Ohio state Rep. Erica Crawley, a Democrat representing Columbus, stated she didn’t intend to share the story of her sexual assault when flooring debate on the heartbeat invoice started. However she stated she was motivated by a Republican colleague who alleged that witnesses at committee hearings on the invoice had exaggerated or fabricated their tales.
“I needed them to know that I’m somebody you may have respect for, and this has occurred to me,” she stated.
Crawley felt she had no alternative however to talk out: “As a result of if I keep silent, I really feel like I’m complicit.”
Kelly Dittmar, an knowledgeable on ladies and politics at Rutgers College, stated she wouldn’t be shocked if much more feminine lawmakers start to talk out about their rapes and abortions. Extra ladies really feel empowered by the #MeToo motion, she stated, and the file variety of ladies who gained seats in state legislatures final yr offers them a better voice.
“For some ladies who’ve healed sufficient in their very own private battles with this kind of abuse, they is perhaps comfy talking about this publicly as a result of they see a better goal for it,” she stated.
One such lady is Gretchen Whitmer.
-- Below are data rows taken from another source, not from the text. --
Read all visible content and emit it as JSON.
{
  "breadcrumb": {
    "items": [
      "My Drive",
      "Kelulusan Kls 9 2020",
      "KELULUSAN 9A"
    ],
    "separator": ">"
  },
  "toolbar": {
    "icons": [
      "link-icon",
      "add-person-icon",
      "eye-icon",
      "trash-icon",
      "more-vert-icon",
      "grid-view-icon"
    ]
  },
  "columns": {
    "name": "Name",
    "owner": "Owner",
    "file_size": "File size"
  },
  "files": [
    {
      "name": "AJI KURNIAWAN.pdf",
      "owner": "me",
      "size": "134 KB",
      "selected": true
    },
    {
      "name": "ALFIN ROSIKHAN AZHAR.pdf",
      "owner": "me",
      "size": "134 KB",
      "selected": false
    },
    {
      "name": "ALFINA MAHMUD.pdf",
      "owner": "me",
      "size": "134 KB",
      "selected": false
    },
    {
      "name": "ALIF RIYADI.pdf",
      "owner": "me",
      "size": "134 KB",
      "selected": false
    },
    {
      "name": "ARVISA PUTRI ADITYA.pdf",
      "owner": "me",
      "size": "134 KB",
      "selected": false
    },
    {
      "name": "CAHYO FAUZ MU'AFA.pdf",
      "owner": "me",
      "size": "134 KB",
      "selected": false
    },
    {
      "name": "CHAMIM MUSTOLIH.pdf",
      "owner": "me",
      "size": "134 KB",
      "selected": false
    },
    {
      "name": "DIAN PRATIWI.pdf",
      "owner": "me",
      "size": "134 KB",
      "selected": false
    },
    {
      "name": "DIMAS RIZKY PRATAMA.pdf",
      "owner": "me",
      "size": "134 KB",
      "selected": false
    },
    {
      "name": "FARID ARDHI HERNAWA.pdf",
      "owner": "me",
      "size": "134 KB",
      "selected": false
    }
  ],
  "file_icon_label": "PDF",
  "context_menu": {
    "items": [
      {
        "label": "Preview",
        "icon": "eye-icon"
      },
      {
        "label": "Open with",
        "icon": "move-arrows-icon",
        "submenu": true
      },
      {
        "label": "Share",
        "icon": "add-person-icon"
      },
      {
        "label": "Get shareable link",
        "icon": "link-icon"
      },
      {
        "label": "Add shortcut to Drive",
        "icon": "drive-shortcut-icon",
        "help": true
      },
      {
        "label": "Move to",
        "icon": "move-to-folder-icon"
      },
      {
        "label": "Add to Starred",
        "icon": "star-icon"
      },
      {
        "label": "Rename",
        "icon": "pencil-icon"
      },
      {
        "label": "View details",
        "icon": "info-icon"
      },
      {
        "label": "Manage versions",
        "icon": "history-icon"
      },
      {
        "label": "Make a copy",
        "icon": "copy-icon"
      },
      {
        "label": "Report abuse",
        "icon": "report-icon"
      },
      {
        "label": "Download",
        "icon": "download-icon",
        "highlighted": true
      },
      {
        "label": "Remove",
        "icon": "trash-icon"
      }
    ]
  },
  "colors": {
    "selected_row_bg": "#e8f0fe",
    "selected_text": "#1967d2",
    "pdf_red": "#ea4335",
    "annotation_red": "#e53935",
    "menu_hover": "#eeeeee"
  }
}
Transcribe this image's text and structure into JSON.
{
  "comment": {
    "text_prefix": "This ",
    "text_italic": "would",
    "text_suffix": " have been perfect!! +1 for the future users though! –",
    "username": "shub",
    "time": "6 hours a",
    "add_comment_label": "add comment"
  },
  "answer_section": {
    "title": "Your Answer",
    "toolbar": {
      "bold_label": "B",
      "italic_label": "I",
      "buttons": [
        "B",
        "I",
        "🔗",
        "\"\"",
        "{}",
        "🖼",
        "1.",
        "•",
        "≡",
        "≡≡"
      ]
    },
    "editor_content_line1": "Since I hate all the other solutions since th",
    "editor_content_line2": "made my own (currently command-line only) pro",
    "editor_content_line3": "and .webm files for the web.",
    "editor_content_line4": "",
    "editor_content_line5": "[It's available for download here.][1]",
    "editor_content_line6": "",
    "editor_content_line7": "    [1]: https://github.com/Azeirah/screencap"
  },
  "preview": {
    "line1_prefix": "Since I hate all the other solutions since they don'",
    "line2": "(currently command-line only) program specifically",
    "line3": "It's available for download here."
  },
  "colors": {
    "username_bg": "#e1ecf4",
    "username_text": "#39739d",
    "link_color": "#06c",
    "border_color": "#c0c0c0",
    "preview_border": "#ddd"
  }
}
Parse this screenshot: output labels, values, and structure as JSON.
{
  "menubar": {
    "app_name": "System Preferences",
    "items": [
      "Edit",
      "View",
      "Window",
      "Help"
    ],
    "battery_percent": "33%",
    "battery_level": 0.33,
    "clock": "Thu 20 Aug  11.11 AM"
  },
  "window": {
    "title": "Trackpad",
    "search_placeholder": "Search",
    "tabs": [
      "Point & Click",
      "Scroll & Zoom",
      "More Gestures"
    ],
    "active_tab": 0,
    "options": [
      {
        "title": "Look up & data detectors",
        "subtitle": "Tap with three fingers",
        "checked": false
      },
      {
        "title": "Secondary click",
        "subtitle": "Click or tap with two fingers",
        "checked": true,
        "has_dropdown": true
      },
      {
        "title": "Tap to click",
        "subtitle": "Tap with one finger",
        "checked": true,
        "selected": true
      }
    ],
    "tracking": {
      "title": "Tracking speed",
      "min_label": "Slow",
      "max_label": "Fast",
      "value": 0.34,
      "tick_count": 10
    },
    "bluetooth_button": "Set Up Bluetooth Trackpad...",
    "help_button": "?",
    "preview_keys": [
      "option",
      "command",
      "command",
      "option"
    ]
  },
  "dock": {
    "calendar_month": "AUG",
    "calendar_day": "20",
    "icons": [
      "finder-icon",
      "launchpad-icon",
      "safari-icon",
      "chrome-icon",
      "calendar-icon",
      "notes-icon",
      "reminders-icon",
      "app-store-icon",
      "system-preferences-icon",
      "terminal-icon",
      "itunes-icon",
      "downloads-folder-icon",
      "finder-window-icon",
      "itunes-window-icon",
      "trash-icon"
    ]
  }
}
In 2013, she was minority chief within the Michigan state Senate when she spoke towards a Republican-backed effort to require separate medical insurance to cowl abortion.
Seven minutes into her flooring speech, a visibly upset Whitmer put down her notes and advised her colleagues that she had been raped greater than 20 years earlier and that the reminiscence of the assault continued to hang-out her. She thanked God that she had not grow to be pregnant by her attacker.
In an interview this week, the Democrat stated her resolution to share her story was the precise one. After her testimony, her workplace obtained hundreds of emails from individuals thanking her.
“That was the factor that bolstered me essentially the most and satisfied me that I needed to proceed talking out and working for workplace and taking motion,” she stated. “There are numerous victims and survivors on the market who care, who must be heard, who must be represented and who want the regulation to mirror what we wish and have to see in our nation.”
Earlier this week, Michigan’s Republican-led Legislature handed two payments to limit abortions and despatched them to the governor.
That governor is now Whitmer. She stated she is going to veto each of them.